|US20140225387 *||May 24, 2012||Aug 14, 2014||Myles Huntly||Tripper unit|
|EP2255693A1 *||May 27, 2009||Dec 1, 2010||Steelcase Werndl Aktiengesellschaft||Locking mechanism|
|WO2012162727A1 *||May 24, 2012||Dec 6, 2012||Myles Huntly||Tripper unit|
|International Classification||A61G13/04, F15B15/26, A61G7/005, F15B15/10|
|Cooperative Classification||A61G13/04, F15B15/103, Y10S297/08, F15B15/261, A61G7/005|

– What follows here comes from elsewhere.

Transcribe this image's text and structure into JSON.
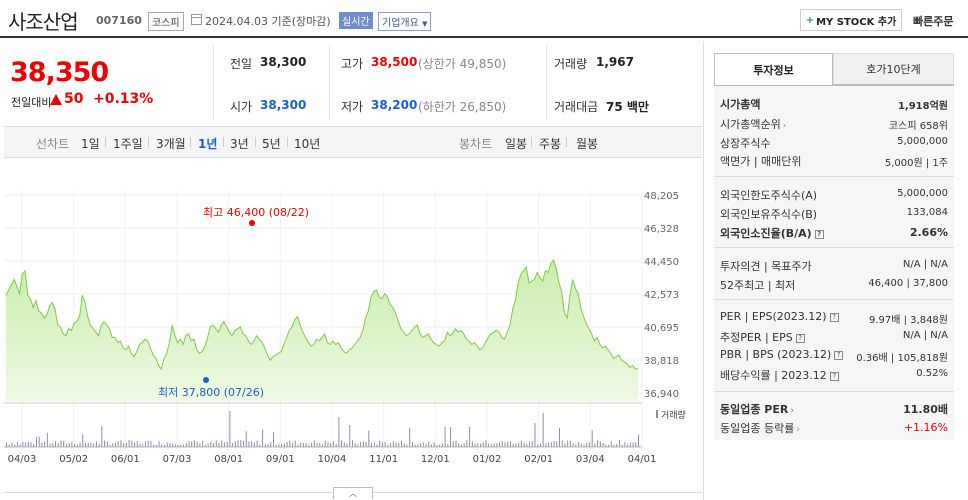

|European Classification||A61G13/04, F15B15/26B, F15B15/10B, A61G7/005|
|Oct 23, 2002||REMI||Maintenance fee reminder mailed|
|Apr 2, 2003||SULP||Surcharge for late payment|
|Apr 2, 2003||FPAY||Fee payment|
Year of fee payment: 4
|Oct 25, 2006||REMI||Maintenance fee reminder mailed|
|Apr 6, 2007||LAPS||Lapse for failure to pay maintenance fees|
|Jun 5, 2007||FP||Expired due to failure to pay maintenance fee|
Effective date: 20070406